Leo D. Mahoney, a Lowell businessman with substantial holdings in Chelsea and throughout the world – and with a long history of philanthropy here and wherever he did business – has died.
Mr. Mahoney, whose salt pile on Marginal Street is perhaps one of the best known, most easily recognized and at times controversial landmark along the Chelsea waterfront, had been fighting ill-health for the past two years.
Complications from lymphoma and congestive heart failure, in addition to a half dozen maladies that added to his physical difficulties, succeeded in bringing the story of his life to an end at the Boston Medical Center last Wednesday with his family gathered around him.
He was 82.
Mr. Mahoney did not want to die. He loved life. He loved his life and his family. He fought his illnesses with the courage and strength that made him a successful businessman. He never gave in to the illnesses any more than he was inclined to give in when he was part of a business negotiation or when he found himself in the middle of a good fight.
His body gave out but his spirit to live never left him, according to family members. Not until the very end.
Recently, Mr. Mahoney reached a Pax Americana with the city government of Chelsea after fighting off and on for 30 years to maintain the right to conduct his business on Marginal Street.
In a complicated but generous business arrangement with the city, Eastern Minerals will maintain its position on Marginal Street in return for the Mahoney Family donating a public park along the waterfront as well as donating $500,000 toward the completion of a new playing field in addition to the total refurbishment of Highland Park.
“He worked until the day he went into the hospital for the last time,” recalled his daughter, Shelagh.
“My father was a very persistent man with a great imagination who never gave up. He wasn’t just my Dad. We were buddies,” she added.
Mr. Mahoney’s relationship with Chelsea began in the late 1970’s when he purchased the former Coast Guard Station on Marginal Street by the Meridian Street Bridge.
At this time during his life, he had already worn the vestiges of what would become part of local lore and legacy – the black bowler hat and the fine cigar for which he was so well known and identifiable.
In many respects, he was a common man without affect of any kind who rose from humble beginnings to preside over Eastern Minerals, which he founded with his brothers David and Daniel in the 1950’s, housed their entire operation in a trailer located between the salt piles on their Marginal Street property.
This is where Mr. Mahoney and his team conducted their business for many, many years and felt very comfortable. Although he had become a wealthy man over the years, the trappings of wealth were unimportant to him.
Only recently did the company take on new surroundings in a wonderfully appointed suite of modern offices in a historic brick building in downtown Lowell.
Mr. Mahoney was born into an Irish American immigrant family in Lowell. He was the third of four sons born to David and Beatrice (McCann).
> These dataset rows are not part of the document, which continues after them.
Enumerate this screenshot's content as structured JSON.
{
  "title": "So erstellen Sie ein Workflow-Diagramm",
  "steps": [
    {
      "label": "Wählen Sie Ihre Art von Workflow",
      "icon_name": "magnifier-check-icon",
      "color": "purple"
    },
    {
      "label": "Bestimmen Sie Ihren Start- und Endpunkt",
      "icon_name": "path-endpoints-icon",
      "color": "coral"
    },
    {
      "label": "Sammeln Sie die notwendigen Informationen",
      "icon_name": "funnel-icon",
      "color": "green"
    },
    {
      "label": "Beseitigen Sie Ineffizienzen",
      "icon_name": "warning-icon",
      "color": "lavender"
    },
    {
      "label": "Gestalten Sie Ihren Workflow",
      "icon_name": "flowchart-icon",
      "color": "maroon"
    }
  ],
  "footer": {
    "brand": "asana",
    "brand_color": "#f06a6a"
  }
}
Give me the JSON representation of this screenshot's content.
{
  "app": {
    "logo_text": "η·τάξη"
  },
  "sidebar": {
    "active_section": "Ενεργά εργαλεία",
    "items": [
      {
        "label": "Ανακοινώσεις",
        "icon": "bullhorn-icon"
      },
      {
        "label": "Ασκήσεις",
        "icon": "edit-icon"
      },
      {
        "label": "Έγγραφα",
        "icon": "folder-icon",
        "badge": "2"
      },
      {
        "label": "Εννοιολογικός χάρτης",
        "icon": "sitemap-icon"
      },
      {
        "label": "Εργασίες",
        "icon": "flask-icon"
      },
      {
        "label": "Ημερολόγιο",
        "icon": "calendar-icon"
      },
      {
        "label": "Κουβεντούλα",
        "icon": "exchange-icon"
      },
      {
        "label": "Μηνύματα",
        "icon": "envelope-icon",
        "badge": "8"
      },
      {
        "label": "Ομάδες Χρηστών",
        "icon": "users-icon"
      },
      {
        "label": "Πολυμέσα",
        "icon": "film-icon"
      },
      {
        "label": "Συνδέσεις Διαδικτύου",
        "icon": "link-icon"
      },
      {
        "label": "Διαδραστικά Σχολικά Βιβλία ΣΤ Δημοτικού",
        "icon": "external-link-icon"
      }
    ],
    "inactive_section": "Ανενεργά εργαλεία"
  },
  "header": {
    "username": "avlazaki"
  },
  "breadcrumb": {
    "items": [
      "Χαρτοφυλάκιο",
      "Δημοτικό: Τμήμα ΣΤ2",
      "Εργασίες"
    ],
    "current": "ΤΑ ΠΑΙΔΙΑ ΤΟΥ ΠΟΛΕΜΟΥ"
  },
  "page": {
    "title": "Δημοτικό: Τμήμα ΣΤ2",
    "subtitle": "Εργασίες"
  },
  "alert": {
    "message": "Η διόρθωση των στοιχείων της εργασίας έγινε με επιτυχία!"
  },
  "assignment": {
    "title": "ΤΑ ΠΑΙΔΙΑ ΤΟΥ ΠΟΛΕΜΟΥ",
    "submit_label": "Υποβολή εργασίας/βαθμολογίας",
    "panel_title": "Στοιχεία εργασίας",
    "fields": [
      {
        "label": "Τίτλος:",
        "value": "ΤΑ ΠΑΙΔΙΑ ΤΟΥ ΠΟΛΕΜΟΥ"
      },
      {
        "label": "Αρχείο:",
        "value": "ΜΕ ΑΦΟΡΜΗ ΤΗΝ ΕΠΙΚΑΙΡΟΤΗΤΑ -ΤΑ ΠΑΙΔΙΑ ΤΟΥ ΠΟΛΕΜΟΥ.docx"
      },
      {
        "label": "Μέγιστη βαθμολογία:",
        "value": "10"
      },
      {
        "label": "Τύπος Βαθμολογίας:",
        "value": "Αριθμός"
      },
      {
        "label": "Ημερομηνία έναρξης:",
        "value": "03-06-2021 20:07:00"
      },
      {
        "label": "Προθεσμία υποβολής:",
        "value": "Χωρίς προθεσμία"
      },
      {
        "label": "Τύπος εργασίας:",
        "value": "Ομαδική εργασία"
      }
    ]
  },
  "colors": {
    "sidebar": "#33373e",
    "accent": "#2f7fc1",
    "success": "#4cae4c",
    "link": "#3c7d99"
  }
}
His father came to the United States from Ireland, from Rock Chapel, where the Mahoneys had lived for centuries.
Rock Chapel is a small village in the North of County Cork near the Mullaghareirk Mountains. The area is famous for its traditional musical heritage. Rock Chapel got its name from the penal times in Ireland when the Catholic religion was banned in Ireland. Mass was said on a rock in a remote area.
Mr. Mahoney’s mother came from Fermanaugh, the home of Irish literary greats Samuel Beckett and Oscar Wilde.
They left Ireland at the turn of the 20th Century and settled in Lowell.
Mr. Mahoney’s father went into the coal and oil business.
From his earliest youth, Mr. Mahoney worked for his father’s fledgling company.
“He was delivering oil and coal by the time he was 13,” his daughter recalled. “And as he remained close to me and my children and to all of his children, he was extremely close with his mother and father as well.”
This child of what might be referred to as Old Irish type immigrants to the new land would spend his life in Lowell.
“This is where he was born. This is where he stayed. Lowell was home. It was where he was from. He saw no reason to live anywhere else,” his daughter recalled.
During a long life, Mr. Mahoney was a daily communicant at St. Patrick’s Church in Lowell where he attended mass every day when he was in the city.
He lived on the same street as his daughter – and he took great pleasure in spending time with his grandchildren – and with all his grandchildren – who considered him the king.
He was a medium sized man with very fair skin and sparkling blue eyes.
It was those sparkling blue eyes, and his hearty, personal, down to earth manner that helped him to become friends with those he met all over the world.
And there was his voice, strong and distinct, hearty and captivating, right to the end.
He had his enemies – but as City Manager Jay Ash said: “There wasn’t much to hate in Leo Mahoney.”
Mr. Mahoney was waked Tuesday afternoon at the Dolan Funeral Home in North Chelmsford.
He was buried Wednesday morning in St. Patrick’s Cemetery following a burial mass in St. Patrick’s Church.